It feels as if this place springs from the innermost regions of my soul. It nourishes like a warm mix of Mother's milk and Old Bushmill's and somehow I have always known that it will wash me clean. It is filled with Indian paintings and arrowheads and the lore of a hundred outlaws who made these remote canyons their own "hole in the wall." It took three companies of Texas Rangers to roust them from their lairs. Led by Major John B. Jones, the men assembled here at Paint Rock water hole and moved downstream to Junction, arresting forty wanted men. That was 1877, one of the last vestiges of lawlessness in a much coveted land. Taken from the rustlers and bank robbers just as it was taken from the Indians in the thirty years preceding, so would it be later wrested from homesteaders and cedar choppers and finally fenced but not tamed by men who were dreamers and inventors and schemers and drunks. To me they seemed huge; big men on a hard land, men like Governor Coke Stevenson – "Mr. Texas" – defeated in the 1948 U.S. Senate race by Lyndon and the mysterious ballot boxes of Duval County, but whose hand built country mansion still stands a few miles downstream from my grandmother's rock house.
It was 1944 when my parents moved into that rock house to take over operation of the ranch from Uncle Marvin who would not return from World War II. My father, who had never been on a horse before, spent fourteen hours in the saddle the very first day on the job. Electricity was provided by a wind generator (hopefully), the nearest town was an hours drive on unpaved roads and the nearest neighbor two miles. Today he only says that running the ranch was hard.
The old rock house is now occupied by a hired foreman who gladly gives me permission to look around and matter of factly tells me how his wife recently tried to kill him. As I walk out it's hard not to notice the two bullet holes in the screen door.
But his tale of cabin fever is soon forgottoen, replaced by a flood of my own recollections: magical happenings in an old and mystic place; the high strutting, tail-spread, scent-spewing mating dance of skunks, a fleeting glimpse of a snow-white albino bobcat, the deep tracks of a mountain lion; an old man's stories of bear and buffalo and Comanche, Apache, and Kickapoo raiding parties; of giant family reunions with roast cabrito and hominy casserole; of five young siblings riding my grandmother's old mare; of a mother grabbing a .22 rifle and from a hundred feet shooting the eyes out of a rattlesnake that threatened her child.
The memories cascade upon me like the water rushing from a hundred crevices in the rock walls.
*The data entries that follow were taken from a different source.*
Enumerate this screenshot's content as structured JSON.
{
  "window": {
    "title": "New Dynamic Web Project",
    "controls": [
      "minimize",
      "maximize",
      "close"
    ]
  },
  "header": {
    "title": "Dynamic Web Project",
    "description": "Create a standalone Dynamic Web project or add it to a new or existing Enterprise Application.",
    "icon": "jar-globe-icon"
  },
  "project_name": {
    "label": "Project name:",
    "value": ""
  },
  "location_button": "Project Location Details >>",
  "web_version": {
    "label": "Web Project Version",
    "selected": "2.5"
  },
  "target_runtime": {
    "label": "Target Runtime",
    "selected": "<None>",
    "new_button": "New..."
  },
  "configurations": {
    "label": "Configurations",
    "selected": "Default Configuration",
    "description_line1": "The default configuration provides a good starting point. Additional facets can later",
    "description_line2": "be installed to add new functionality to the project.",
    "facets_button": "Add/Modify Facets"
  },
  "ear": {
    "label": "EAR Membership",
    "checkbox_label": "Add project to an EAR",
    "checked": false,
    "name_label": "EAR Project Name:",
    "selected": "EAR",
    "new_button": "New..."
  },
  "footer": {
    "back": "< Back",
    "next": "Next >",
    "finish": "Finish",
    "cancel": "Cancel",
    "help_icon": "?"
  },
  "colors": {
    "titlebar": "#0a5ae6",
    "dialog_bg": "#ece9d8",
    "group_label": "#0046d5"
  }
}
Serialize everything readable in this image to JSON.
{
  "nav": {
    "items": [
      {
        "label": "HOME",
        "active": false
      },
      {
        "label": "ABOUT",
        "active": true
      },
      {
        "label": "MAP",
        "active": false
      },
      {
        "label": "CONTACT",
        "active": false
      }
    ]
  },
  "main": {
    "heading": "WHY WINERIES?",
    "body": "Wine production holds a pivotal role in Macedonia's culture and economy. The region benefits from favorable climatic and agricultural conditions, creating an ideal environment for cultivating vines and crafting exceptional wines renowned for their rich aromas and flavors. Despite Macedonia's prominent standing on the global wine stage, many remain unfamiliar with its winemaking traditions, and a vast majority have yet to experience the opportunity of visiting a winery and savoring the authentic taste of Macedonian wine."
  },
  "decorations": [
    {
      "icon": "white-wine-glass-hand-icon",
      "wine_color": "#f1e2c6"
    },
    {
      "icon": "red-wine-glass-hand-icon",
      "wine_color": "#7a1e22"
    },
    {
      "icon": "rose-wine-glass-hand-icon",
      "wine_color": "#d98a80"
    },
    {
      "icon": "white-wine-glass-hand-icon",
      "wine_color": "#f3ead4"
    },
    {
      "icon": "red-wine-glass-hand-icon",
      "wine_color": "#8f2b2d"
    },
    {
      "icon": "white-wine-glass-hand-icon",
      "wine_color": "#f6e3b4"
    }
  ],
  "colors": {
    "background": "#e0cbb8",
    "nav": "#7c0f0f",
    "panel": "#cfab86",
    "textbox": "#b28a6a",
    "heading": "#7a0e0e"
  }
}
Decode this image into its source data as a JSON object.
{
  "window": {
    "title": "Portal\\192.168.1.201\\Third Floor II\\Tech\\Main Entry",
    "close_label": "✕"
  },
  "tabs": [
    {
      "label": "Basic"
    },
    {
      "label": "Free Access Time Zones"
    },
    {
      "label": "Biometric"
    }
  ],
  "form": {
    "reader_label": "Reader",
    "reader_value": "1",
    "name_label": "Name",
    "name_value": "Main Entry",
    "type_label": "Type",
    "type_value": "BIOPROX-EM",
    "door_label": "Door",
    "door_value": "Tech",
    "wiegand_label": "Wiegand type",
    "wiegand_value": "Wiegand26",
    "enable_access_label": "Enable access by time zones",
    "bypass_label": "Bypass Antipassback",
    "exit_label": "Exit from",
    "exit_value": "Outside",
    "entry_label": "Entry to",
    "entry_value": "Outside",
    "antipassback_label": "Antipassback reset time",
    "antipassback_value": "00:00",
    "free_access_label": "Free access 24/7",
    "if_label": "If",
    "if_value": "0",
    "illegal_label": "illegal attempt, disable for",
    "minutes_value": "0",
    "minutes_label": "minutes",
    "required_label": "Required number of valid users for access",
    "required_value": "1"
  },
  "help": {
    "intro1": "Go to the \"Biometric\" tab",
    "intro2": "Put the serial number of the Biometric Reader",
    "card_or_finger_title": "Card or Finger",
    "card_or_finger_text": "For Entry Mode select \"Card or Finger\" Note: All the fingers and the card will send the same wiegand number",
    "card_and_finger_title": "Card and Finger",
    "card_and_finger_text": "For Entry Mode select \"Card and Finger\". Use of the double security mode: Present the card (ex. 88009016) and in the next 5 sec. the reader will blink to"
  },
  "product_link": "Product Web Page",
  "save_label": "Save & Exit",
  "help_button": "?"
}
And then, more wondrous, they wash away into a hole in the bottom of the riverbed. Right thru the rock, the water going around and around and down like a giant bathtub drain. Don't wade too close or it'll suck you down too.
And watching over it all are low-ceilinged caves, protected by bristling porcupines and filled with the bones of animals and ancient tools and rotting tin cans and visited by the mis-matched footprints of a man, walking all the way from Mexico in search of work and wearing one tennis shoe and one cowboy boot.
A little ways upstream I sit shivering among a thousand mist-covered blue salvia, waiting in vain for the beaver to emerge from their lodge and when I stand a deer just ten yards away springs straight into the air, as if she could fly to safety. Which of us receives the greater shock to the heart is impossible to judge.
My one day alone settles into dusk and I shiver with cold and excitement as a hundred wild Rio Grande Turkeys – the two scouts first, followed by the entire flock – beat their magnificent wings and fly across the water to their age old roost in the big trees on the bluff above me. I stand up slowly, stretching cold bones and heading back to the truck for a long drive home. Two decades after my childhood vow, I once again silently swear that someday I'll return. A secret spot will make you whole.